• [Work instructions]:
Scan the listing below for "size", then report every line that has it.

▶

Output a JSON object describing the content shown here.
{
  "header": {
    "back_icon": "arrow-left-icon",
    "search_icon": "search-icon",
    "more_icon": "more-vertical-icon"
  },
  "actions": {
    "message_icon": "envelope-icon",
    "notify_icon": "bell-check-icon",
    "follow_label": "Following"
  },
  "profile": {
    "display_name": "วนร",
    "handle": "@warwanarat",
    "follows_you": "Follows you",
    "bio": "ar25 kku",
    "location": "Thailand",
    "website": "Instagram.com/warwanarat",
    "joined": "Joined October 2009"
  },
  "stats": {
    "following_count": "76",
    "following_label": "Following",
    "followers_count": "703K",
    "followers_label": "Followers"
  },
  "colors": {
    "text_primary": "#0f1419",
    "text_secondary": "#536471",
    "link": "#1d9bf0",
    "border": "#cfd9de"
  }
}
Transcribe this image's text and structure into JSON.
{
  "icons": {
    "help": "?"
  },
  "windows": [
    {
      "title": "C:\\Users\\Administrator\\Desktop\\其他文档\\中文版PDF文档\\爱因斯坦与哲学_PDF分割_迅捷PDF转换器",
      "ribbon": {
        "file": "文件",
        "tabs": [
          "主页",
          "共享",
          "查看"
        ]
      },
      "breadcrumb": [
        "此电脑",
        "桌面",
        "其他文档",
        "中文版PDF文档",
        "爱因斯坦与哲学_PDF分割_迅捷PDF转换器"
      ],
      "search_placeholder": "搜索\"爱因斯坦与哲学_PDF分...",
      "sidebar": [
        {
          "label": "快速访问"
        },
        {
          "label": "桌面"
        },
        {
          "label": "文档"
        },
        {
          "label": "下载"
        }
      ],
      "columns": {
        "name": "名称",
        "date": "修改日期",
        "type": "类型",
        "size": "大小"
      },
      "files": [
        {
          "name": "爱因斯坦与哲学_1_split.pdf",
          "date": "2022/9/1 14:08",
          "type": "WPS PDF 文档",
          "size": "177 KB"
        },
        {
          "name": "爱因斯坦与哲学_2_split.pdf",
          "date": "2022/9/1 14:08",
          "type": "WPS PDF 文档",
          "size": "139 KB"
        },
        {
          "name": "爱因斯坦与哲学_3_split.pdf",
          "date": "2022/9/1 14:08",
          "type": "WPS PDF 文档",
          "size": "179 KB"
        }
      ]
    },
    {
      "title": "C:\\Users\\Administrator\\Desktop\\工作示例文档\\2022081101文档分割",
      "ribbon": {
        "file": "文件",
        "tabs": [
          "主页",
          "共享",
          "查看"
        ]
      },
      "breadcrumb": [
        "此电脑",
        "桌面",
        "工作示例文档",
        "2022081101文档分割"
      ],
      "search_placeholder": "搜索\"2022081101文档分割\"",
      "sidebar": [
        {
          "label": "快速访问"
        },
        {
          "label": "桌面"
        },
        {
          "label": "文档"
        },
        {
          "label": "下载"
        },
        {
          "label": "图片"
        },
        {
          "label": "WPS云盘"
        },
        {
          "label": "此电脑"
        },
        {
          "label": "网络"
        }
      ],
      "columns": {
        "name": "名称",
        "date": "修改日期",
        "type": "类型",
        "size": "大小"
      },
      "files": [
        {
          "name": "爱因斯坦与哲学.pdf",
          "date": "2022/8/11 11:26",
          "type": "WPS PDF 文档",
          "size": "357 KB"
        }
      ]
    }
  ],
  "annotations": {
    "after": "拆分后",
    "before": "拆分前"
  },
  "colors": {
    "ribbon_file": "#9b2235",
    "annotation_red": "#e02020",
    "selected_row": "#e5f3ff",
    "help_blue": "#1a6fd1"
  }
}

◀

• [Answer]:
        "size": "大小"
          "size": "177 KB"
          "size": "139 KB"
          "size": "179 KB"
        "size": "大小"
          "size": "357 KB"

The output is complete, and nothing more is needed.